|European Classification||H04N21/858, H04N21/8547, H04N21/434A, H04N21/435, H04N21/2368, H04N21/235, G11B27/10|
|Mar 4, 2005||AS||Assignment|
Owner name: HEWLETT-PACKARD DEVELOPMENT COMPANY, L.P., TEXAS
Free format text: ASSIGNMENT OF ASSIGNORS INTEREST;ASSIGNORS:VAN THONG, JEAN-MANUEL;KONTOTHANASSIS, LEONIDAS;GODDEAU,DAVID;REEL/FRAME:016364/0974
Effective date: 20050303
|Mar 23, 2010||CC||Certificate of correction|

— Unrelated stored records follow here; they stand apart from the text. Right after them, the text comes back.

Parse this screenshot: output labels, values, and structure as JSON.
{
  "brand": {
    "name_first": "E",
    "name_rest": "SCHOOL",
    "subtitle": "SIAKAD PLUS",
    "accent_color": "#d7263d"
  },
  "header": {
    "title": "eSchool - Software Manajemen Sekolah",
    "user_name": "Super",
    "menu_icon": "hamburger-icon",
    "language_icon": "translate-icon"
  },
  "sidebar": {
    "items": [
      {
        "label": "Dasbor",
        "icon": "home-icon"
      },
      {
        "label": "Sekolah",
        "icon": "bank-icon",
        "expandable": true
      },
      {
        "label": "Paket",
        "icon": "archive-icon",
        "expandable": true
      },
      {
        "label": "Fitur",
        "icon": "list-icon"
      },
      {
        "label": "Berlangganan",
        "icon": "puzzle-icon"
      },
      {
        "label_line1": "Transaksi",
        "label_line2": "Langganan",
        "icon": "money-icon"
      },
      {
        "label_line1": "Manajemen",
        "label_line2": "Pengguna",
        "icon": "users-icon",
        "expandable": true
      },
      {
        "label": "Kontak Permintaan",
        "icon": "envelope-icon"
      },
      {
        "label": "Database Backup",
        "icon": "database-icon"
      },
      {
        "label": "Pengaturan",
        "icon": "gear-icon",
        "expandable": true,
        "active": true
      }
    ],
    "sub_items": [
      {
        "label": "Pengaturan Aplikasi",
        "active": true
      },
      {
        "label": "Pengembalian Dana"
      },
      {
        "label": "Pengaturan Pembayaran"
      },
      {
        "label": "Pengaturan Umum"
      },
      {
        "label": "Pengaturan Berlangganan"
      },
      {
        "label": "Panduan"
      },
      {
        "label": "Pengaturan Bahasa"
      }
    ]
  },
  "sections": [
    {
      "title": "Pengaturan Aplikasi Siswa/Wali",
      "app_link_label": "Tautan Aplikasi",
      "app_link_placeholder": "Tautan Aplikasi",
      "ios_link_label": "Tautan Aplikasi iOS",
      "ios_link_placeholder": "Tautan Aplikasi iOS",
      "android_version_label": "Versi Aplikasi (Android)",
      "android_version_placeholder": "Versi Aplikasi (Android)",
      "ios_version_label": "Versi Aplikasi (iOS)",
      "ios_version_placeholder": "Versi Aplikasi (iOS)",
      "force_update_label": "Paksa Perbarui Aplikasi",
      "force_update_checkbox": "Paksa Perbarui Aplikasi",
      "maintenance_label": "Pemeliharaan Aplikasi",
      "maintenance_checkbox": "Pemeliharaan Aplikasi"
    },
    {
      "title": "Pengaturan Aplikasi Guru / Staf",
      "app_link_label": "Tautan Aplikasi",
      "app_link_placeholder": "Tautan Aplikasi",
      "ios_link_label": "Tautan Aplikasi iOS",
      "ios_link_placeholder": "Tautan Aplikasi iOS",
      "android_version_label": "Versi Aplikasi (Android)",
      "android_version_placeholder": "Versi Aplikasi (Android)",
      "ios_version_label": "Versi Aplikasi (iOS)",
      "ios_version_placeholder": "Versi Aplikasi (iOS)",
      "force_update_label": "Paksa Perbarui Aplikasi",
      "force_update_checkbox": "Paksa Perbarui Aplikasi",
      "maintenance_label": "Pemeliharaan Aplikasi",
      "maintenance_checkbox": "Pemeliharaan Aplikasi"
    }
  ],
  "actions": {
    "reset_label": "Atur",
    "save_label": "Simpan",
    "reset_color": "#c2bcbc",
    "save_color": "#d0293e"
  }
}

|Jul 12, 2013||REMI||Maintenance fee reminder mailed|
|Dec 1, 2013||LAPS||Lapse for failure to pay maintenance fees|
|Jan 21, 2014||FP||Expired due to failure to pay maintenance fee|
Effective date: 20131201